Last weekend, ESPN Classic broadcast Game 7 of the 1965 World Serious. I was only able to catch the last couple of innings, but it was a treat to watch. (It's amazing how low key the Dodgers celebration was after the final out in comparison to the modern pile-on, and assorted fireworks.) I don't know why the network doesn't show more games from the early days of T.V. through the 1970s. (I'm sorry, but I have a hard time considering any game that has been played in the past five years "classic.") Football fans have been monumentally spoiled by NFL Films. You want to learn about Jim Brown or Sayers or the old Packer teams? It's all there for you.
But baseball fans who were born after 1970 don't have the same luxury. By all accounts the 1960s was an exciting era for the game, but I've rarely seen games from that period played on TV. (It's one of the reasons why Roger Angell is so important to our generation; his reporting gives you a good sense of the sights and sounds of the time.) The same goes for the game in the '70s. Hey, I'd like to watch McCovey, Bonds, Stargell and Dick Allen too. What about Sutter?
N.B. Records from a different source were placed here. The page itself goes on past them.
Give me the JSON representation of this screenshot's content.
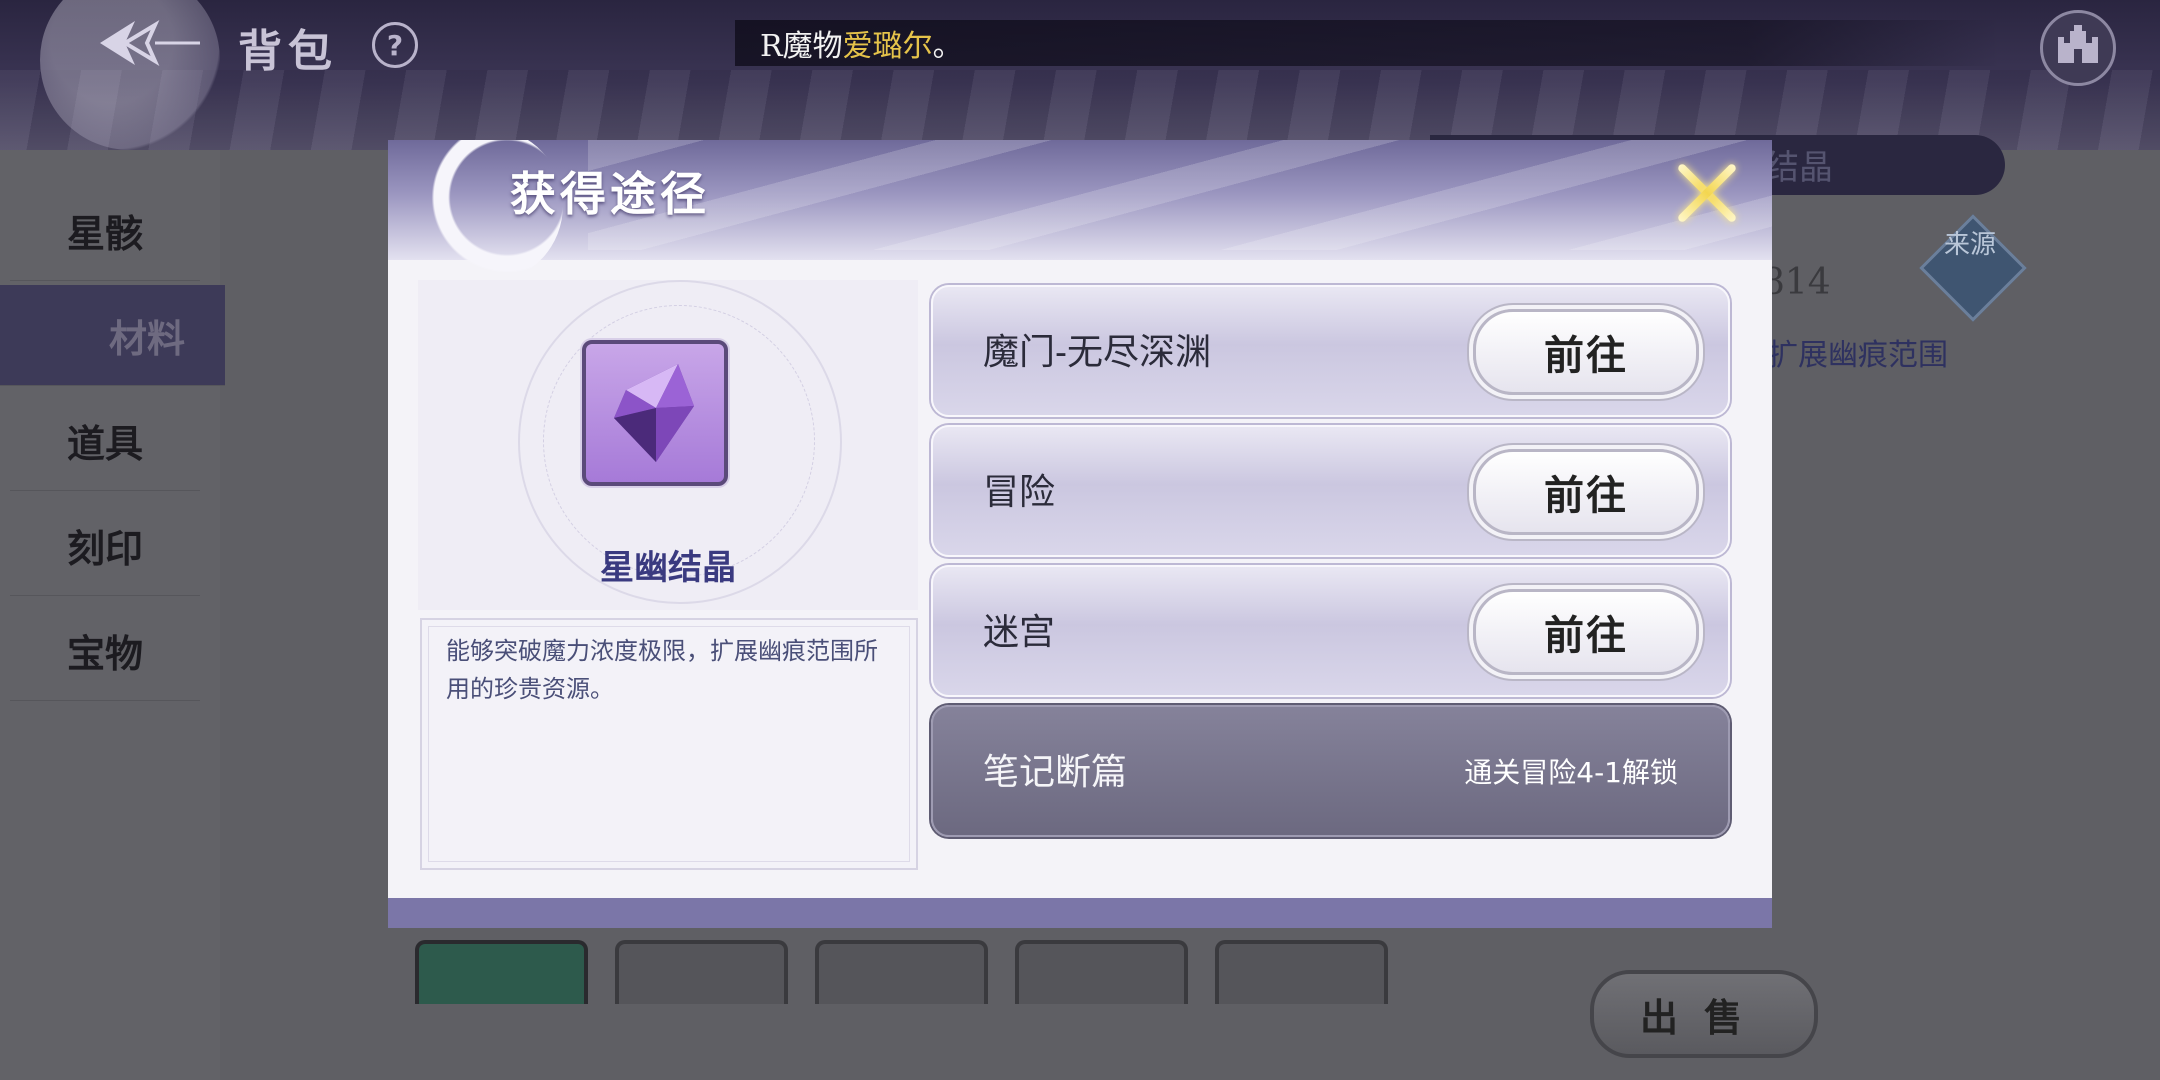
{
  "topbar": {
    "title": "背包",
    "help_icon": "help-icon",
    "back_icon": "back-arrow-icon",
    "marquee": {
      "part1": "R魔物",
      "part2": "爱璐尔",
      "part3": "。"
    },
    "home_icon": "castle-icon"
  },
  "sidebar": {
    "items": [
      {
        "label": "星骸"
      },
      {
        "label": "材料"
      },
      {
        "label": "道具"
      },
      {
        "label": "刻印"
      },
      {
        "label": "宝物"
      }
    ],
    "active_index": 1
  },
  "background": {
    "panel_text": "结晶",
    "count": "814",
    "desc": "扩展幽痕范围",
    "source_label": "来源",
    "sell_label": "出售"
  },
  "modal": {
    "title": "获得途径",
    "close_icon": "close-x-icon",
    "item": {
      "name": "星幽结晶",
      "icon": "purple-crystal-icon",
      "description": "能够突破魔力浓度极限，扩展幽痕范围所用的珍贵资源。"
    },
    "sources": [
      {
        "label": "魔门-无尽深渊",
        "action": "前往",
        "locked": false
      },
      {
        "label": "冒险",
        "action": "前往",
        "locked": false
      },
      {
        "label": "迷宫",
        "action": "前往",
        "locked": false
      },
      {
        "label": "笔记断篇",
        "locked": true,
        "lock_text": "通关冒险4-1解锁"
      }
    ]
  },
  "colors": {
    "accent": "#3d3a58",
    "title_gold": "#e5c34a",
    "locked_row": "#6c6980"
  }
}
While I doubt that we'll see a change in this sorry state of affairs anytime soon, we should be thankful for the morsels that we are given. Rich Lederer, who grew up watching those Dodger teams in the '60s, caught the Dodgers-Twins game over the weekend, and has written a terrific appreciation of the Serious and Koufax's performance in it. He also critiques the sabermetric evaluation of Koufax's career. A good read on a cold day for sure.